The immune system uses white blood cells, T-cells, and antibodies to recognize and destroy invasive pathogens. How do doctors use the immune response to protect you from disease? Vaccination causes the body to produce antibodies that will prevent future pathogens from colonizing their host.
Why is Elisa better than ouchterlony?
The IND-ELISA results agreed with those from previous numerical taxonomic analyses and Ouchterlony double-diffusion studies. The IND-ELISA method is quicker, more quantitative and less subjective than Ouchterlony assays and thus should be useful in Streptomyces taxonomy.
How does immune system protect the body from disease?
The acquired immune system, with help from the innate system, produces cells (antibodies) to protect your body from a specific invader. These antibodies are developed by cells called B lymphocytes after the body has been exposed to the invader. The antibodies stay in your child’s body.
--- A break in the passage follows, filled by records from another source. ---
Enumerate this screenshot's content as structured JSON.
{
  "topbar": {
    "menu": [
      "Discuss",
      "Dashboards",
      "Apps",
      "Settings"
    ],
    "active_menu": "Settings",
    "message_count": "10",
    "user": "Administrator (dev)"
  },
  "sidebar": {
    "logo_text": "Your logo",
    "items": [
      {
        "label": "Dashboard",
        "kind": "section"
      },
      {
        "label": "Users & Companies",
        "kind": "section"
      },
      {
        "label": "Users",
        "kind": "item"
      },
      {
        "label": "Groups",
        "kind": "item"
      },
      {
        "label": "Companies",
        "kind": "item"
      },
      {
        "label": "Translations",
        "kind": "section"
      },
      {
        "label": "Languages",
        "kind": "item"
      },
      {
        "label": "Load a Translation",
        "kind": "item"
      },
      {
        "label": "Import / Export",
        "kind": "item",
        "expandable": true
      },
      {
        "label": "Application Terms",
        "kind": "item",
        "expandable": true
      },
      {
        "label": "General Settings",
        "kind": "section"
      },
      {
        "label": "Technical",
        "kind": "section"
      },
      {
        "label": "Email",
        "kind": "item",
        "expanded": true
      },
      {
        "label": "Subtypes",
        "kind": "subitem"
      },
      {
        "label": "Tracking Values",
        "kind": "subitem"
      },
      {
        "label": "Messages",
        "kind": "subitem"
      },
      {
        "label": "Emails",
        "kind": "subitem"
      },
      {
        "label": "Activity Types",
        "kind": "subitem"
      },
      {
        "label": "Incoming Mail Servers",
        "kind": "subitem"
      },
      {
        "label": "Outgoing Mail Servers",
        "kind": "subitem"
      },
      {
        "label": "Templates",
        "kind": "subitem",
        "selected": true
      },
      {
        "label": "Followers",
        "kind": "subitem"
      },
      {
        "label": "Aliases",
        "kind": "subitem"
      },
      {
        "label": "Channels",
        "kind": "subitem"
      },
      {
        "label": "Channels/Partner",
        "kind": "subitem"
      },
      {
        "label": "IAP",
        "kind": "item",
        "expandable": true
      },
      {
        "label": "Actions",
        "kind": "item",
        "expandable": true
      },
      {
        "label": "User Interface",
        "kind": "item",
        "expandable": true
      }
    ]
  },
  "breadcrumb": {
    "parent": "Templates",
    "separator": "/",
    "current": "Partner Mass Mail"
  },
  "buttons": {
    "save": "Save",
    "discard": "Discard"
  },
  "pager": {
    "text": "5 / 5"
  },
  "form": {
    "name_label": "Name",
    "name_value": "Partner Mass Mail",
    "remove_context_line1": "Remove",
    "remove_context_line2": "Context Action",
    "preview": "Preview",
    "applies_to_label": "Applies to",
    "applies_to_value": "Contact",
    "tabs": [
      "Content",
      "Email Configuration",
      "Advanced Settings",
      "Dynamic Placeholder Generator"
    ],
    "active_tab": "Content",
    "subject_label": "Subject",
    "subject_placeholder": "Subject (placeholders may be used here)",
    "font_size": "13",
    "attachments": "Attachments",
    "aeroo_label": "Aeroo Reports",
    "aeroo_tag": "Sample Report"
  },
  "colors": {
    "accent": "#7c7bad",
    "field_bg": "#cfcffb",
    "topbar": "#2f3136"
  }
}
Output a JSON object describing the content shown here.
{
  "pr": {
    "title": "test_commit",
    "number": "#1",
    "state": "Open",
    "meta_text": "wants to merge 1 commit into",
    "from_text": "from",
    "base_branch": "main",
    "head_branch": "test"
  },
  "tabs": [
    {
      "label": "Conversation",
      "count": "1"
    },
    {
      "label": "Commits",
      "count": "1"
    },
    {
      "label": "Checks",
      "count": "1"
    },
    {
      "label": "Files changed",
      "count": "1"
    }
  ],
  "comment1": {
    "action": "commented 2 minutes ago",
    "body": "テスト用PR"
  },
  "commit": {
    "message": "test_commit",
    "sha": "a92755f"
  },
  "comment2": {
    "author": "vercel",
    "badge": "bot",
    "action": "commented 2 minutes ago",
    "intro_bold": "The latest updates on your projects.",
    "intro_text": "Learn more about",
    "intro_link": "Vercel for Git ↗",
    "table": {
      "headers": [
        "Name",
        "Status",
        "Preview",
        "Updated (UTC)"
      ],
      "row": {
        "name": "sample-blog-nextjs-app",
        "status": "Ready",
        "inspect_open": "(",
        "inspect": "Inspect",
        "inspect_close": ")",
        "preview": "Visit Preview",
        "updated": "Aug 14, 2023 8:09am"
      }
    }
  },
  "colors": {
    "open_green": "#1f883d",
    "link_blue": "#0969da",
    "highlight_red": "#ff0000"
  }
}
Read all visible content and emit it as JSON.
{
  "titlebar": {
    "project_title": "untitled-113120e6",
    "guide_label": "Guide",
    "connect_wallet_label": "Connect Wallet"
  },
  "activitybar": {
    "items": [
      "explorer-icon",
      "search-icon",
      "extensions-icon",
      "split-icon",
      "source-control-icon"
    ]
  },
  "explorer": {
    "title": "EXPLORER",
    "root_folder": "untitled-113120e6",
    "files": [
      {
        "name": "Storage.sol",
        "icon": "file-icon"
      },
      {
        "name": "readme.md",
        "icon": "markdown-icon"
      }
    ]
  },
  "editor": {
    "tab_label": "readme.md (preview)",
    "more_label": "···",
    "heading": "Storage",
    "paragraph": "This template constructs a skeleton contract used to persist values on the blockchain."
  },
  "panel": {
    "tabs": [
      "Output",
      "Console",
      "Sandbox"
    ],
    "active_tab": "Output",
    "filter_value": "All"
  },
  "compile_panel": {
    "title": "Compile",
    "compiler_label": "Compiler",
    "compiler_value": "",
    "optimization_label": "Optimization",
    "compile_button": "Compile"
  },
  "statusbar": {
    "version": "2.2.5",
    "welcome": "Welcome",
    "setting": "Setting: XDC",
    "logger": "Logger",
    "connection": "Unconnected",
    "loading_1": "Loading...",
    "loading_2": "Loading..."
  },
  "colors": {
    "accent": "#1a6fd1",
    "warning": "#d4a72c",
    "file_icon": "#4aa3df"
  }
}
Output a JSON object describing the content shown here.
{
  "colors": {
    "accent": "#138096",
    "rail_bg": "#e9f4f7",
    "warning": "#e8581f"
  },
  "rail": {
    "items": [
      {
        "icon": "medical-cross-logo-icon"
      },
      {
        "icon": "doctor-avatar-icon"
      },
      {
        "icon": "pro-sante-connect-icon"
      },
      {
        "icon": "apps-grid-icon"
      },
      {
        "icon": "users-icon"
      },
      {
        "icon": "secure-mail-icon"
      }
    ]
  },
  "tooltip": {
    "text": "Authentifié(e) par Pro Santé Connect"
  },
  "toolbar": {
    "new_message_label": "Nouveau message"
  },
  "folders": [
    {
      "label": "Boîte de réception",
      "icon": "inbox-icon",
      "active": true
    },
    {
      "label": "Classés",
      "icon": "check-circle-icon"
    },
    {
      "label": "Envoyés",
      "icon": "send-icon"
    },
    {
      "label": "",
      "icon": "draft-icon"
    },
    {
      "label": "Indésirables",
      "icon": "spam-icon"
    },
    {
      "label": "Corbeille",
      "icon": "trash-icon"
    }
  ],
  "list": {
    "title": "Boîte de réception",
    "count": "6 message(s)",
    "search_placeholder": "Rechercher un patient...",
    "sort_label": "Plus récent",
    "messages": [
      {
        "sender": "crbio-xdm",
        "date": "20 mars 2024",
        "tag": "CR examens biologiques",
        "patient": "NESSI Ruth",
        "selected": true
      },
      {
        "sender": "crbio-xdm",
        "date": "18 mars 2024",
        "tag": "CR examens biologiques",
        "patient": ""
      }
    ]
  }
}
Which is one part of the immune system that helps protect the body from diseases?
Lymphocytes: These small white blood cells play a large role in defending the body against disease, according to the Mayo Clinic. The two types of lymphocytes are B-cells, which make antibodies that attack bacteria and toxins, and T-cells, which help destroy infected or cancerous cells.
What are the three lines of defense in the immune system?
The human body has three primary lines of defense to fight against foreign invaders, including viruses, bacteria, and fungi. The immune system’s three lines of defense include physical and chemical barriers, non-specific innate responses, and specific adaptive responses.
What produces an antibody?
Antibodies are produced by specialized white blood cells called B lymphocytes (or B cells). When an antigen binds to the B-cell surface, it stimulates the B cell to divide and mature into a group of identical cells called a clone.
Which cells are responsible for producing antibodies?
A lymphocyte is a type of white blood cell that is part of the immune system. There are two main types of lymphocytes: B cells and T cells. The B cells produce antibodies that are used to attack invading bacteria, viruses, and toxins.
What causes anti M antibody?
Anti-M may be naturally occurring (i.e. arising without stimulus by transfusion or pregnancy related red blood cell exposure) or can be an immune stimulated antibody. In either case, it is predominantly an IgM antibody with some associated IgG component and often occurs in association with other antibodies.
What is the anti-M antibody?
Anti-M′s are naturally occurring antibodies described by Wolff and Johnsson in 1933. They have been rarely associated as cause of diseases with different degrees of severity as intrauterine deaths or hemolytic disease of the newborn HDN[1, 2]. The detection of anti-M in antenatal screening is a rare finding.
What does it mean to have antibody M?
In summary, anti-M antibody is an uncommon cause of hemolytic disease of the newborn. When anti-M, IgG optimally reactive at 37 degrees C, is identified in the maternal blood, the paternal blood must be checked for the presence of M antigen. If the father has M antigen the fetus may be at risk.